For those that are at risk of developing Dupuytren’s contracture – if you have had it in the past or you have a family history of it – quitting smoking can help to reduce your risk.


A lot or cases of Dupuyten’s contracture will not require treatment, however in any case where the condition is affecting the normal functioning of your hand and therefore interfering with daily activities, treatment is recommended.

In order to determine the severity of the condition, the amount of deformity (how much your fingers or thumbs are curling into the palm of your hand) is assessed.

In cases where only a small amount of deformity has occurred, often no treatment is recommended as there is a strong likelihood that the condition will not get any worse.

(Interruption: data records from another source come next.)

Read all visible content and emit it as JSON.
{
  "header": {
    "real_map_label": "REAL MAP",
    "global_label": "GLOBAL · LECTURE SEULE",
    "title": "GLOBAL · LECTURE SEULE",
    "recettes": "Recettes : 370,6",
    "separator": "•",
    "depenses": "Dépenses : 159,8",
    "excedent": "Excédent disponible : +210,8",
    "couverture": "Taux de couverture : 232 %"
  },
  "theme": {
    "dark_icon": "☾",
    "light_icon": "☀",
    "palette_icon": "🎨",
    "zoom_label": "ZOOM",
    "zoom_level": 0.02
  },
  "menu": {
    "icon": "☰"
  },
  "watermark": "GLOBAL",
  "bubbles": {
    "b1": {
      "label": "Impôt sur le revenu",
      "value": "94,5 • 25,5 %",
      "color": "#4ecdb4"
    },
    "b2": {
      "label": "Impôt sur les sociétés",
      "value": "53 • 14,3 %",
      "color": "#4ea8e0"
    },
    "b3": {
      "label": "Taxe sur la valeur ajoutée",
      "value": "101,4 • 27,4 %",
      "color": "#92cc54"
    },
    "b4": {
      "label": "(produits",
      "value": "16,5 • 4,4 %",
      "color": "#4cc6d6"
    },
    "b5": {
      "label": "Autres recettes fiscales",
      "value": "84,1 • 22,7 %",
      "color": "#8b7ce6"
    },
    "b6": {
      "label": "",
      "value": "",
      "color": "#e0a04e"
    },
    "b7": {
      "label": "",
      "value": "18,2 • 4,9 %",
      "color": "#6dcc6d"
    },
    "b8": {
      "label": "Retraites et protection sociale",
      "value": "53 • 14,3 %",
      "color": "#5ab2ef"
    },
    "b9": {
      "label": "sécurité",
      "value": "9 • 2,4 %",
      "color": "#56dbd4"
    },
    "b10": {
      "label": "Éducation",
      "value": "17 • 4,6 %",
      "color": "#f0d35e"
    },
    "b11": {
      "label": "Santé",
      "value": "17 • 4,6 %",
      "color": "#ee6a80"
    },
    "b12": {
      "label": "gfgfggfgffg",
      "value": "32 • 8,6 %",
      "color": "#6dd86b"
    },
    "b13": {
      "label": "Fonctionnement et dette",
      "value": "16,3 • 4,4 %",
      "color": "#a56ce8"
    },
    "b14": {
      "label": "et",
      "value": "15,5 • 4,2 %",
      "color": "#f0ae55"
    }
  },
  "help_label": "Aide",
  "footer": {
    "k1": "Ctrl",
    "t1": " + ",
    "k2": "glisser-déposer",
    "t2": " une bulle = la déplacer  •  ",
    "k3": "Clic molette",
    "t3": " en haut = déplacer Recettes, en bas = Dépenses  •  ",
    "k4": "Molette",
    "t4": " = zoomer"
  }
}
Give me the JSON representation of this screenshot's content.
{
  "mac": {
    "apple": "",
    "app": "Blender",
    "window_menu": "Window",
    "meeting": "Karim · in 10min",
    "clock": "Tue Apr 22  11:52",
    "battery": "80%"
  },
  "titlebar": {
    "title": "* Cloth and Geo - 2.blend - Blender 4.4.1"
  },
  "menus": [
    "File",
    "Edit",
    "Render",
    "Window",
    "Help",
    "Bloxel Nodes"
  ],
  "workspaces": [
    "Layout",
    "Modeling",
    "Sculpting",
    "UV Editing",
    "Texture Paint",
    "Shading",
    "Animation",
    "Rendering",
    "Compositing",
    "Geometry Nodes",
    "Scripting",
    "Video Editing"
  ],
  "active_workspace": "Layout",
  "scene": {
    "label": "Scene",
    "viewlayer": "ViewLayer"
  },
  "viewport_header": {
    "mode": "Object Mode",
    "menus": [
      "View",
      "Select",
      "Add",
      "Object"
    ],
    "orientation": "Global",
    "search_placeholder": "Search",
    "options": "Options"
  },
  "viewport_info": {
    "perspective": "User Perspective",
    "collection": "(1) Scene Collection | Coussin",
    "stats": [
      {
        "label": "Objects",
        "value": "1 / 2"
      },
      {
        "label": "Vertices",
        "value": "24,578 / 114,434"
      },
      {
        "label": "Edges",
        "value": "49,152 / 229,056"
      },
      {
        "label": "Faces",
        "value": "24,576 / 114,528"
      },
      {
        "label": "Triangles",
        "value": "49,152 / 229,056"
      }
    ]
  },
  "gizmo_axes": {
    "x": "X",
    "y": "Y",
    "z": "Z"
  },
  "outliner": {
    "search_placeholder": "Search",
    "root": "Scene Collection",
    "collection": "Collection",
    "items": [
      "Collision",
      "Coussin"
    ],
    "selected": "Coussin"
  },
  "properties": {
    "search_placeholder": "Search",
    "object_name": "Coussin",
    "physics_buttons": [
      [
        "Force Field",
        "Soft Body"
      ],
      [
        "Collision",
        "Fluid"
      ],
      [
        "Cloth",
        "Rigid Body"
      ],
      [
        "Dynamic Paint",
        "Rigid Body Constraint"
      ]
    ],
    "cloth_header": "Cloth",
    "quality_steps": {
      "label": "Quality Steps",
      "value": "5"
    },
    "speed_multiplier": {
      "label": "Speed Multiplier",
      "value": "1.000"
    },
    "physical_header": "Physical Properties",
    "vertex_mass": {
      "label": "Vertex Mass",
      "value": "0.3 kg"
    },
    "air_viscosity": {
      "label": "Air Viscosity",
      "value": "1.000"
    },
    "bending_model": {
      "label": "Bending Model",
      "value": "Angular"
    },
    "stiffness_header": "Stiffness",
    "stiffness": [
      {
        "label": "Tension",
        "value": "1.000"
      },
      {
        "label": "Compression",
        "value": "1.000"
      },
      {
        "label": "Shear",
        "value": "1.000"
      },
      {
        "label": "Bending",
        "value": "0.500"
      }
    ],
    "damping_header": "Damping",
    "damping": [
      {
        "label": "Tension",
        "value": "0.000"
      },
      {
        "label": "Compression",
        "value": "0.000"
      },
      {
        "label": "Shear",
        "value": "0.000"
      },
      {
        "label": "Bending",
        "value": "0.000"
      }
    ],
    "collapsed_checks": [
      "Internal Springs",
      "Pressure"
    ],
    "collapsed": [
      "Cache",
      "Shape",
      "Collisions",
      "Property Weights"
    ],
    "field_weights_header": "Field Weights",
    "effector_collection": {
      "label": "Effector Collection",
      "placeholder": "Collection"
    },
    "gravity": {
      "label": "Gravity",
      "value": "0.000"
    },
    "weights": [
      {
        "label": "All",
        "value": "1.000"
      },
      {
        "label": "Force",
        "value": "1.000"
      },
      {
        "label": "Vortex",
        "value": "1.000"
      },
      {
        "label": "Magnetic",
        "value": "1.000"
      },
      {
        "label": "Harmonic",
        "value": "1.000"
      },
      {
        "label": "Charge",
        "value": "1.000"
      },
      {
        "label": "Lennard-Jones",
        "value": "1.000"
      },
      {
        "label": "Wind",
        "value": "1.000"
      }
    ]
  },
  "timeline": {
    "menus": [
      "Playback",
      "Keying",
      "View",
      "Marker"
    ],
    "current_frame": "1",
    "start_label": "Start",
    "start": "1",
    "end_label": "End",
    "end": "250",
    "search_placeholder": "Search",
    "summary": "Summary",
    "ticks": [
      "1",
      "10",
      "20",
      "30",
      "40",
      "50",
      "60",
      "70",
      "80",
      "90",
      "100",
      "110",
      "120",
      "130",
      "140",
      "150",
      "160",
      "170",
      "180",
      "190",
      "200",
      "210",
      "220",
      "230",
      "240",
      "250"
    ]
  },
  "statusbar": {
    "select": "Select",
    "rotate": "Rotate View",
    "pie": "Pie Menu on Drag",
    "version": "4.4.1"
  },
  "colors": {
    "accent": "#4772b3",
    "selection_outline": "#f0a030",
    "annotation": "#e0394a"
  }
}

If however the condition is more severe, Mr Bhatia will either prescribe medication or recommend you undergo a minor procedure called a needle fadciotomy, where a needle is used to cut the contracted cord of tissue. This procedure is most effective in the early stages of the condition, and can be performed under local anaesthetic as a day case procedure.

In the most severe cases, Mr Bhatia will recommend you undergo surgery to correct the problem and help restore hand function.

Surgery for Dupuytren’s contracture

Dupuytren’s contracture cannot always be fully corrected by surgery, and contracture can recur after surgery.

Undergoing surgery to remove the first nodule that appears will not guarantee stopping the condition from progressing to other areas in the palm, therefore it is often best to avoid any surgery until the contracture has become too much of a burden. The two surgical techniques utilised by Mr Bhatia are:

Open Fasciotomy

An open fasciotomy is a surgical procedure that is performed to treat the more severe cases of Dupuytren’s contracture. The procedure is a more extensive operation than a needle fasciotomy, however like a needle fasciotomy, an open fasciotomy can be carried out under local anaesthetic as an outpatient procedure.

The surgery involves Mr Bhatia making an incision in the skin of the hand to gain access to the thickened connective tissue underneath, which he then cuts to divide it up, allowing the fingers to straighten.


There are three variations of a fasciectomy procedure:

  • Partial fasciectomy – the most common surgery for Dupuytren’s contracture that involves removing only the affected connective tissue
  • Segmental fasciectomy – removing small segments of connective tissue through small cuts made to the skin
  • Dermofasciectomy – If the disease has affected the overlying skin, the connective tissue and the overlying skin are removed, and the wound is sealed with a skin graft.

A fasciectomy is usually performed under general anaesthetic, however in some cases a regional anaesthetic, where local anaesthetic is injected into the nerves of your neck to numb the arm, will be utilised.

A fasciectomy is a more invasive procedure than a fasciotomy, and therefore the results tend to be longer lasting.


Following hand surgery, the patient’s hand will be sealed with stitches and a dressing is applied.

A follow up appointment to remove the stiches will be required within 14 days of the procedure.

Throughout Mr Bhatia’s Bristol clinics, onsite hand therapists will be available to help oversee the after care, and advise on exercises and techniques to ensure a full and speedy recovery.